On February 2, Khatami said that according to Shia religious rules, the just sentence for those who “pour into the street” and “oppose the ruler” is the death penalty. He described those who rise against the establishment as “baghi,” an Arabic word that literally means tyrant or aggressor.
Khatami was referring to the recent protests against tyranny, poverty, and unemployment that broke out on December 28 in Iran’s holiest Shi’ite city, Mashhad, and soon spread across the country.
The protesters, rallying against economic hardship, chanted slogans against Supreme Leader ayatollah Ali Khamenei, calling for the downfall of the theocratic regime.
Lambasting authorities for releasing an unknown number of protesters detained nationwide, Khatami said, “The honorable authority says in an interview that all protesters have been freed. This is pampering them when they should be punished.”

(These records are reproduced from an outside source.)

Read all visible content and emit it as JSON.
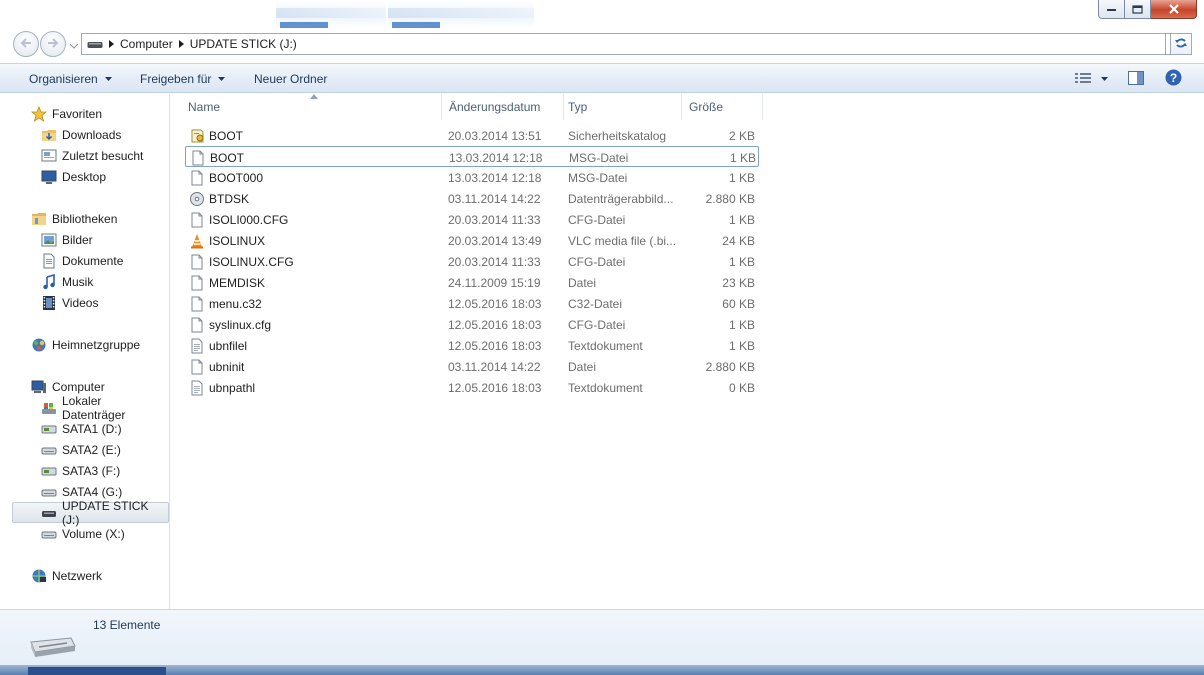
{
  "window": {
    "buttons": {
      "minimize": "minimize-icon",
      "maximize": "maximize-icon",
      "close": "close-icon"
    }
  },
  "address": {
    "breadcrumb": [
      "Computer",
      "UPDATE STICK (J:)"
    ]
  },
  "toolbar": {
    "organize_label": "Organisieren",
    "share_label": "Freigeben für",
    "new_folder_label": "Neuer Ordner"
  },
  "nav": {
    "favorites": {
      "label": "Favoriten",
      "items": [
        "Downloads",
        "Zuletzt besucht",
        "Desktop"
      ]
    },
    "libraries": {
      "label": "Bibliotheken",
      "items": [
        "Bilder",
        "Dokumente",
        "Musik",
        "Videos"
      ]
    },
    "homegroup": {
      "label": "Heimnetzgruppe"
    },
    "computer": {
      "label": "Computer",
      "items": [
        "Lokaler Datenträger",
        "SATA1 (D:)",
        "SATA2 (E:)",
        "SATA3 (F:)",
        "SATA4 (G:)",
        "UPDATE STICK (J:)",
        "Volume (X:)"
      ],
      "selected": "UPDATE STICK (J:)"
    },
    "network": {
      "label": "Netzwerk"
    }
  },
  "columns": [
    "Name",
    "Änderungsdatum",
    "Typ",
    "Größe"
  ],
  "files": [
    {
      "name": "BOOT",
      "date": "20.03.2014 13:51",
      "type": "Sicherheitskatalog",
      "size": "2 KB",
      "icon": "catalog-icon"
    },
    {
      "name": "BOOT",
      "date": "13.03.2014 12:18",
      "type": "MSG-Datei",
      "size": "1 KB",
      "icon": "file-icon"
    },
    {
      "name": "BOOT000",
      "date": "13.03.2014 12:18",
      "type": "MSG-Datei",
      "size": "1 KB",
      "icon": "file-icon"
    },
    {
      "name": "BTDSK",
      "date": "03.11.2014 14:22",
      "type": "Datenträgerabbild...",
      "size": "2.880 KB",
      "icon": "disc-image-icon"
    },
    {
      "name": "ISOLI000.CFG",
      "date": "20.03.2014 11:33",
      "type": "CFG-Datei",
      "size": "1 KB",
      "icon": "file-icon"
    },
    {
      "name": "ISOLINUX",
      "date": "20.03.2014 13:49",
      "type": "VLC media file (.bi...",
      "size": "24 KB",
      "icon": "vlc-icon"
    },
    {
      "name": "ISOLINUX.CFG",
      "date": "20.03.2014 11:33",
      "type": "CFG-Datei",
      "size": "1 KB",
      "icon": "file-icon"
    },
    {
      "name": "MEMDISK",
      "date": "24.11.2009 15:19",
      "type": "Datei",
      "size": "23 KB",
      "icon": "file-icon"
    },
    {
      "name": "menu.c32",
      "date": "12.05.2016 18:03",
      "type": "C32-Datei",
      "size": "60 KB",
      "icon": "file-icon"
    },
    {
      "name": "syslinux.cfg",
      "date": "12.05.2016 18:03",
      "type": "CFG-Datei",
      "size": "1 KB",
      "icon": "file-icon"
    },
    {
      "name": "ubnfilel",
      "date": "12.05.2016 18:03",
      "type": "Textdokument",
      "size": "1 KB",
      "icon": "text-file-icon"
    },
    {
      "name": "ubninit",
      "date": "03.11.2014 14:22",
      "type": "Datei",
      "size": "2.880 KB",
      "icon": "file-icon"
    },
    {
      "name": "ubnpathl",
      "date": "12.05.2016 18:03",
      "type": "Textdokument",
      "size": "0 KB",
      "icon": "text-file-icon"
    }
  ],
  "focused_row": 1,
  "status": {
    "count": "13 Elemente"
  },
  "colors": {
    "toolbar_text": "#1e395b",
    "selection_border": "#7da2ce"
  }
}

Khatami, who is renowned for his raging speeches, continued, “Those who had been hoodwinked and deceived should be awakened, punished, and commit themselves in writing to refrain from further devilry and being pawns at the hands of rioters.”
During the recent uprising in Iran, at least 25 people were killed and thousands detained.
On January 6, Tehran Prosecutor-General Abbas Jafari Dolatabadi reported that 70 detainees had been freed on bail.
Judiciary spokesman Gholam-Hossein Mohseni-Ejei echoed Dolatabadi’s comments, saying, “If there were any detentions during the riots, we had insisted to keep them out of prisons lest it become a criminal record for the deceived rioters.”
Khatami targeted both Mohseni-Ejei and Dolatabadi in his speech. “The honorable official gives an interview and says all detainees were released. They should be warned in order to see that they have been wrong; since the insurgents, whoever they might be, either university or seminary students, should be punished,” he said.
Khatami called for hanging those allegedly responsible for the recent uprising, despite no reliable sources concerning the number of people detained during the protests.
While a pro-reformist Tehran MP had put the figure at 3,700, his fellow legislator, Allahyar Malekshahi, who led a parliament delegation visiting notorious prison Evin, said around 5,000 had been arrested.
Moreover, there have been reports that at least four of the detained protesters were allegedly killed after being battered by intelligence agents while in custody.
Judiciary officials have dismissed the allegations. They insist those who died behind bars were not related to the protests, saying two were addicts and drug dealers who committed suicide and two others were terrorists killed in armed clashes with the security forces.